**Assigned task:**
Gather all lines from the material that contain the word "подключиться".

(Dataset records Opens)

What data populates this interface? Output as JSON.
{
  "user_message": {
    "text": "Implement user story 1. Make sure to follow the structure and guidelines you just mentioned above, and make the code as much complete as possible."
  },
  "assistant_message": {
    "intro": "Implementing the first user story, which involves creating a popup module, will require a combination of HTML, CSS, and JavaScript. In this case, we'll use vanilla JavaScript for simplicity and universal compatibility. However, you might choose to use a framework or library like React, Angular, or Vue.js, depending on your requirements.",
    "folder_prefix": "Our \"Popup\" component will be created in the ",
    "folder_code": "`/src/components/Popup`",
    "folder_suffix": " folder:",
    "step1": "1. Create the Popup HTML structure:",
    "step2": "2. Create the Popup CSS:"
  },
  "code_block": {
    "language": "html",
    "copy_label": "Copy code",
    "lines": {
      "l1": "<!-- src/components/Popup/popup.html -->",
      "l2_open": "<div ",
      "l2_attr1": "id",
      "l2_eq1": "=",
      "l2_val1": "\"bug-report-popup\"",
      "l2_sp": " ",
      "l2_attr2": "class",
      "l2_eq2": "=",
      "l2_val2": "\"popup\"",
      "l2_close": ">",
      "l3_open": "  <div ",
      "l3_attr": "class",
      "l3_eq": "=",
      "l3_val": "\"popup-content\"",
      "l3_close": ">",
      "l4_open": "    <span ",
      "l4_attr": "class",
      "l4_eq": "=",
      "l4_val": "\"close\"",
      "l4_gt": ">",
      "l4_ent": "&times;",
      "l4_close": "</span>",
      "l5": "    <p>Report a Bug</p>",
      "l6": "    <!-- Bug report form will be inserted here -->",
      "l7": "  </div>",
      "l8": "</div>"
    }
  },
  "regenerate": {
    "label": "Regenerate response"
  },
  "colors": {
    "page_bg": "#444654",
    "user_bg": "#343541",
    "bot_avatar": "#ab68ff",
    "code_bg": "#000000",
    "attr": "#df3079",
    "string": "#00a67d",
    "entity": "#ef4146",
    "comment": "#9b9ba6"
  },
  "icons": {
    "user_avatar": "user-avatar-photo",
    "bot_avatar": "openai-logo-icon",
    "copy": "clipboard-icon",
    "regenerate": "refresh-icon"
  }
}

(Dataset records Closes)
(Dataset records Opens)

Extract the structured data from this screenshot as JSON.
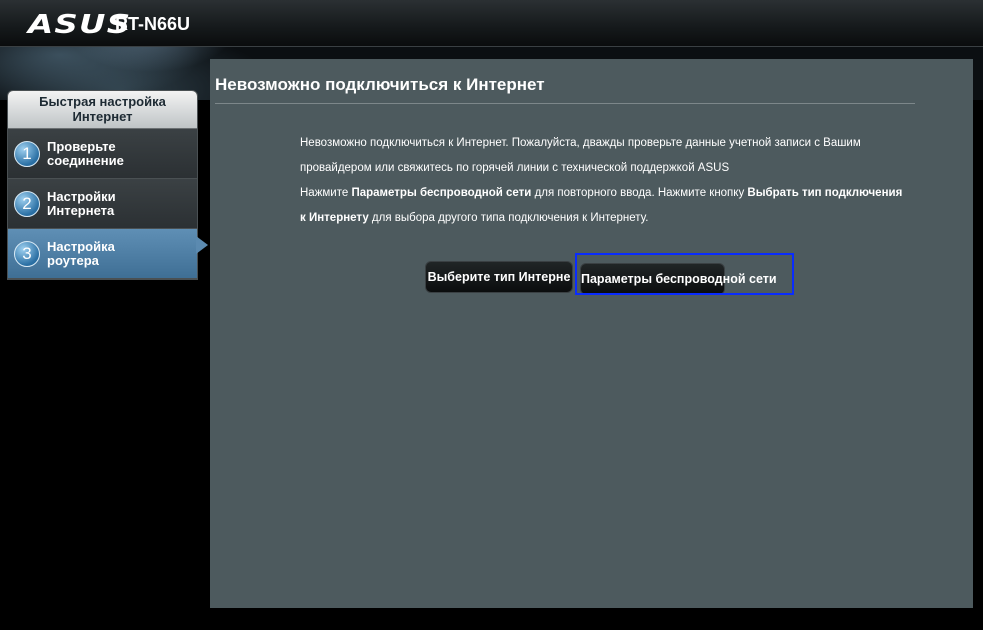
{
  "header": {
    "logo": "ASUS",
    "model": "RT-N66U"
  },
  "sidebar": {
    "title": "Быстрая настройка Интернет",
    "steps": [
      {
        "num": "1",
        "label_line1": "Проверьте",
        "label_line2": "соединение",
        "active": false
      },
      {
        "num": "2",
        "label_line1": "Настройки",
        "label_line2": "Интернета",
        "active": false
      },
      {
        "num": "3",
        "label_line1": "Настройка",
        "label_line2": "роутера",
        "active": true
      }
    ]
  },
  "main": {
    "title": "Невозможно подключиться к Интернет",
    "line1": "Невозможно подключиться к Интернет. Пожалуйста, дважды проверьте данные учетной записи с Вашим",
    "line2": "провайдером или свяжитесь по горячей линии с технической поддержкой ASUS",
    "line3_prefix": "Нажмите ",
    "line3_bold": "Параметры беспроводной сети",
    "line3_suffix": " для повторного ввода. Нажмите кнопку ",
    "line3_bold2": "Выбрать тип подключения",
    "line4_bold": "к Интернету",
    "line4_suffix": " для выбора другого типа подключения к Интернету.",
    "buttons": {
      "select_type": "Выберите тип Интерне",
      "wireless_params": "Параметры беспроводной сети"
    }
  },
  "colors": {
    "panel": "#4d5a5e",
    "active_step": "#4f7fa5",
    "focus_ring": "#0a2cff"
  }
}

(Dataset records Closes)

**Response to this task:**
    "title": "Невозможно подключиться к Интернет",
    "line1": "Невозможно подключиться к Интернет. Пожалуйста, дважды проверьте данные учетной записи с Вашим",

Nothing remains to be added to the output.